STUDENT Asef Ali Mohammad is officially the best student photographer in the world after winning a prestigious international Sony photography award.
It was a night to remember for the final year Middlesex University photography student from Friern Barnet at London’s Park Lane Hilton Hotel, as he picked up first place in Sony’s World Photography Awards 2012, Student Focus competition.
Since being shortlisted for the prominent prize in February Asef has worked tirelessly to put together a new collection – this time he went to Kabul to photograph young artists in the Afghanistan capital.
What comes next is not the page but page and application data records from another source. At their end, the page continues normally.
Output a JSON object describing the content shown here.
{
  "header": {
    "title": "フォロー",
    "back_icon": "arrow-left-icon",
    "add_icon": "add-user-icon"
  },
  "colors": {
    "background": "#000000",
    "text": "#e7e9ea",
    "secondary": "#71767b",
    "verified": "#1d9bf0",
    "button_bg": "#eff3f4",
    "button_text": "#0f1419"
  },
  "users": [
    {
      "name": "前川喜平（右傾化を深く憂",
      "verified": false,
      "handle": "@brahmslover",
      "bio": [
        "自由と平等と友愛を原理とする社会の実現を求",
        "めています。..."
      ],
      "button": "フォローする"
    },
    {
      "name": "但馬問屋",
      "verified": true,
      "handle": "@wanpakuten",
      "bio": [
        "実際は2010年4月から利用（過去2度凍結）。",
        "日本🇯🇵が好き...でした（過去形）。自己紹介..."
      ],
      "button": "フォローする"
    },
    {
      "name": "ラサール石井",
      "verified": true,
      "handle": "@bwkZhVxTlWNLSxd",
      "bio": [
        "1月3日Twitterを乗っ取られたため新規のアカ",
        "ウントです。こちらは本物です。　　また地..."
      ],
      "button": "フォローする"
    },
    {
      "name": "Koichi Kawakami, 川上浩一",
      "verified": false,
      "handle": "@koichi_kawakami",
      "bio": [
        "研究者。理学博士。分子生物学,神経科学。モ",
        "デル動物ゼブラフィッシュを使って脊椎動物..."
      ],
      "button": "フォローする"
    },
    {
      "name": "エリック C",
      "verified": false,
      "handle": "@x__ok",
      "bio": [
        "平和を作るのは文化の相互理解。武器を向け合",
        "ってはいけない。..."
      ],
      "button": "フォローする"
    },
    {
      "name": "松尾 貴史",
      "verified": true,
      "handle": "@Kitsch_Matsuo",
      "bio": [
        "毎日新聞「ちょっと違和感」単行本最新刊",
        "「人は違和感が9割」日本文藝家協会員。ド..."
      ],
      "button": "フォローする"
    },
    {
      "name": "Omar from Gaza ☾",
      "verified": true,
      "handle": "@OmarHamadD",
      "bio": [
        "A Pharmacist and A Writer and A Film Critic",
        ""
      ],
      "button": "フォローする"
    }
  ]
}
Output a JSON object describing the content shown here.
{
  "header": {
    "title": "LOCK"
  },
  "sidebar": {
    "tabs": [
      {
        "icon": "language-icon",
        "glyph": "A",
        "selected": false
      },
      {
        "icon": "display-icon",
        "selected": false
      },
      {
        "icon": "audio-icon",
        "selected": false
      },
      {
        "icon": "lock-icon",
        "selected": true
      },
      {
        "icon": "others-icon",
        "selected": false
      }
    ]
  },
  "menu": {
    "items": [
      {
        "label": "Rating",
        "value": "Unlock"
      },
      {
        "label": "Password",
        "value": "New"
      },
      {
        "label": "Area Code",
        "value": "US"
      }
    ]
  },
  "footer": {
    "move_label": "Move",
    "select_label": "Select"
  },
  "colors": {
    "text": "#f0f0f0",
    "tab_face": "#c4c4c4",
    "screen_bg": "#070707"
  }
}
Asef, who moved to the UK 10 years ago from Pakistan, said: “I am absolutely ecstatic. To win in front of so many prominent photographers was fantastic and great exposure – I’m so happy!
“Normally when photographers go to Afghanistan, they take graphic images of the problems and warzones of the country. I wanted to show a different, lighter side to Afghanistan, a side which is often forgotten.”
Asef was up against a cast of nine other students from as far away as Russia, Argentina and China competing in the final. The finalists’ work, including Asef, will now be exhibited at as part of World Photo, at Somerset House, London from 27 April – 20 May.
Student Focus is a high-profile international student photography award open to all universities across the globe which run a photography course. This year the competition attracted entries from over 200 institutions across six continents. The award was presented by Yoshiyuki Nogami, Vice President of Digital Imaging at Sony Europe.
Virginia Morrison (US), Executive Director of the Society for Photographic Education and judge, said: “Given the thematic emphasis for the competition, ‘colour’, I was surprised at how I was drawn to the winner's very subtle use of colour in each image in the series. The use of the direct gaze of the subjects in the portraits was terrifically enhanced by each subject being placed within an environment that employed colour as a structural framework in which to present and emphasise that direct gaze of each of the sitters. The colours employed were actually very subtle, but the artist used it consistently and skillfully as architecture for the portrait.”